During that time, Stella and Lagos-Sanchez moved to Whitesville. Lagos-Sanchez became active in the Whitesville Baptist Church and helped out with a vacation Bible school. He joined the volunteer fire department. He became an apprentice underground miner, earning his mining card in 2011, and worked briefly at a Massey Energy Co. mine before being let go in mass layoffs.
Before things went awry, Lagos-Sanchez was doing custodial work and odd jobs at Daniel Chevrolet in Whitesville.
A hearing on his immigration status had been scheduled for Oct. 12, 2012.
Lagos-Sanchez is arrested
On Sept. 29, less than two weeks before his hearing, Lagos-Sanchez was shooting a handgun at a wooden target in his backyard in Whitesville. A neighbor heard the shots, got concerned and called the police.
The police came and wrote him a ticket, with a fine, for shooting within 500 feet of a house. He was taken down to the station but was released the same day and was allowed to keep the gun.
Three days later, though, Stella Sanchez went to pick up her husband after work at Daniel Chevrolet and he wasn't there. He had been picked up by Immigration and Customs Enforcement.
On Oct. 10, two days before his hearing, Lagos-Sanchez was indicted by a federal grand jury in Beckley and charged with being an illegal alien in possession of a firearm.
Those charges were dismissed on Jan. 14, 2013, after Lagos-Sanchez agreed to plead guilty to a lesser state charge -- attempting to destroy property.
Lagos-Sanchez was sentenced to probation and time already served, but the next day, ICE picked him up and took him to the prison in Pennsylvania, where he remains today.
In April, an immigration judge ruled against his application for asylum, citing his recent arrest and his gang connection in Honduras.
On Friday, Khaalid Wells, an ICE spokesman, sent the following email statement:
"Erlin Amado Lagos Sanchez (sic) was removed from the United States in February 2005 and later illegally re-entered. He was arrested by local authorities in October 2012 before being turned over to ICE custody. An immigration judge ordered him removed in April 2013. He will remain in ICE custody pending the resolution of his immigration case."
Because Lagos-Sanchez is married to an American citizen he is eligible for a visa. However, because of a law designed to thwart marriages of convenience, he would have to apply for the visa from Honduras, and he would have to live there for five to 10 years.
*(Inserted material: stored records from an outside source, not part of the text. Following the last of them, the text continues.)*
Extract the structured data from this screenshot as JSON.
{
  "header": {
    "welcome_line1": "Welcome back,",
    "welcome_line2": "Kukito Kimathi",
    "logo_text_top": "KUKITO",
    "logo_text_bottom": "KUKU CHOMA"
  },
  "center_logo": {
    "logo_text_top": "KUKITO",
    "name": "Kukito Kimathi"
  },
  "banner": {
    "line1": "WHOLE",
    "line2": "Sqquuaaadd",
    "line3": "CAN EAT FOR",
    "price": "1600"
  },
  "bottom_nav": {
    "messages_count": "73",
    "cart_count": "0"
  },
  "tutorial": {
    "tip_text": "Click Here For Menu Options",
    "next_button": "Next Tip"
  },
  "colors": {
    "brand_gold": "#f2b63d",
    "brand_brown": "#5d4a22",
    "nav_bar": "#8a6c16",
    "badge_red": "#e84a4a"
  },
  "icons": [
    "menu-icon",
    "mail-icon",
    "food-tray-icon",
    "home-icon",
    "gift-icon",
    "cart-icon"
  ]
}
Because of his history there, Stella Sanchez says that is impossible.
"If he sets foot in Honduras," she said, "he'll be killed."
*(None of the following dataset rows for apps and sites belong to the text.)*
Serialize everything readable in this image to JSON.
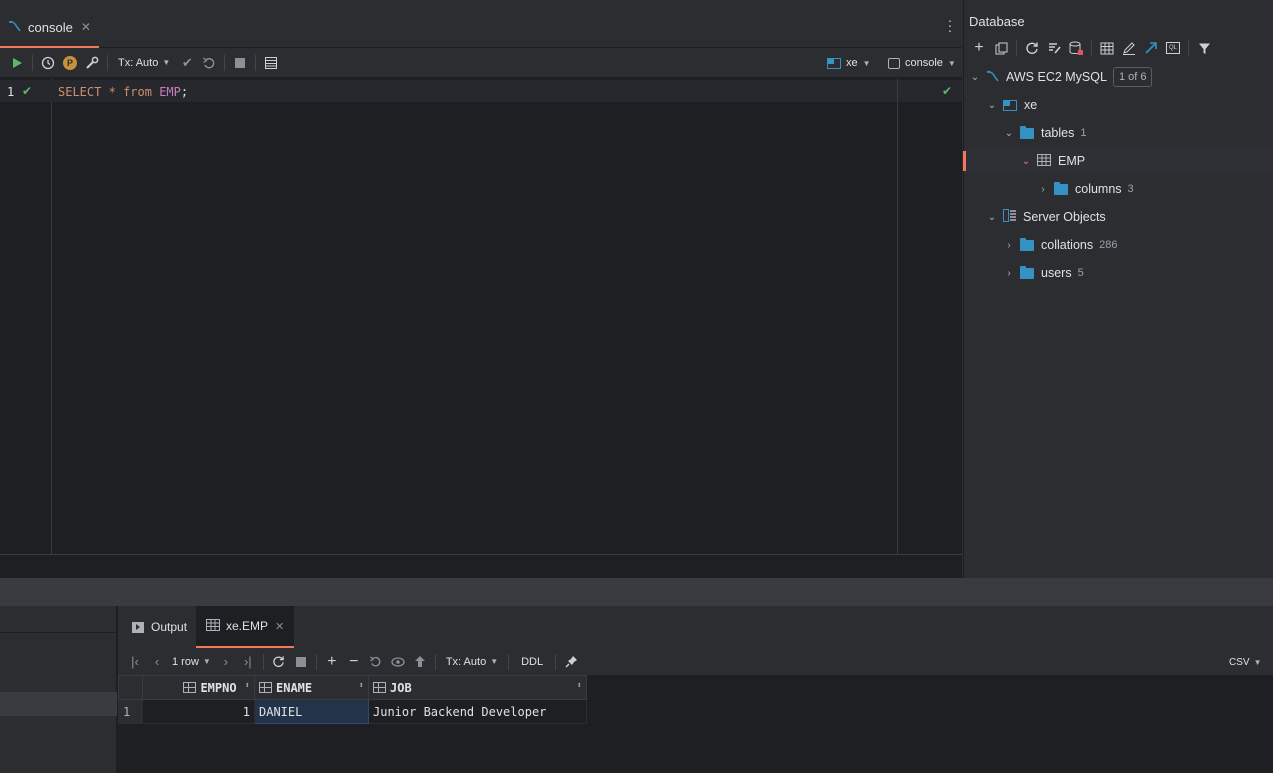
{
  "editor": {
    "tab_label": "console",
    "toolbar": {
      "tx_mode": "Tx: Auto",
      "schema": "xe",
      "session": "console"
    },
    "line_number": "1",
    "code": {
      "kw_select": "SELECT",
      "star": "*",
      "kw_from": "from",
      "table": "EMP",
      "semicolon": ";"
    }
  },
  "database": {
    "title": "Database",
    "datasource": {
      "name": "AWS EC2 MySQL",
      "badge": "1 of 6"
    },
    "schema": "xe",
    "tables": {
      "label": "tables",
      "count": "1"
    },
    "emp": "EMP",
    "columns": {
      "label": "columns",
      "count": "3"
    },
    "server_objects": "Server Objects",
    "collations": {
      "label": "collations",
      "count": "286"
    },
    "users": {
      "label": "users",
      "count": "5"
    }
  },
  "results": {
    "tabs": [
      "Output",
      "xe.EMP"
    ],
    "row_count": "1 row",
    "tx_mode": "Tx: Auto",
    "ddl_label": "DDL",
    "export_format": "CSV",
    "columns": [
      "EMPNO",
      "ENAME",
      "JOB"
    ],
    "rows": [
      {
        "num": "1",
        "empno": "1",
        "ename": "DANIEL",
        "job": "Junior Backend Developer"
      }
    ]
  },
  "colors": {
    "accent_tab": "#f0795c",
    "keyword": "#cf8e6d",
    "table_name": "#c77dbb",
    "run_green": "#5fb865",
    "folder_blue": "#3592c4"
  }
}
Olivia Ranson, Stella Sanchez's mother, collected about 300 signatures on a petition supporting Lagos-Sanchez, first to bring to his April hearing, and then to send to the Board of Immigration Appeals along with his case information. According to census data, there are only 514 people in Whitesville, including zero Hispanics.
Praise from those who know Lagos-Sanchez is fairly universal.
"I could not have handpicked a better man to take care of my daughter and my grandchildren," Olivia Ranson said. "When that derecho hit last year, he was so afraid for the life of his family that he ran, ran over three miles in the middle of it to get to them instead of waiting it out."
"He works harder than anybody I know. My boys are good workers, too, but let me tell you he is a good worker," said Peggy Webber, Stella Sanchez's maternal grandmother. "He takes wonderful care of the children. I have watched him, he would change diapers, it didn't matter to him."
Loren Daniel owns Daniel Chevrolet, where Lagos-Sanchez painted trim, mowed the grass and cleaned cars for about six months before his arrest.
"He's a good worker, honest, and he was a productive member as far as I'm concerned," Daniel said. "I told his attorney that as long as he can legally work, I would hire the guy."
Lagos-Sanchez also worked for Henrietta Long, a 67-year-old Whitesville native who lives alone and is suffering from cancer and kidney problems.
Lagos-Sanchez mowed her lawn and cleaned out her garage and did other odd jobs.
"Anything I could do to help Erling out, I would," Long said. "He has three children he wants to take care of and a beautiful wife."
After the derecho last year, Lagos-Sanchez, unsolicited, brought ice and a flashlight to Long's house.
"Out of this whole entire town and the surrounding areas, no one came to check on me but Erling," Long said. "I even seen relatives pass by -- but Erling came."
Reach David Gutman at david.gut...@wvgazette.com or 304-348-5119.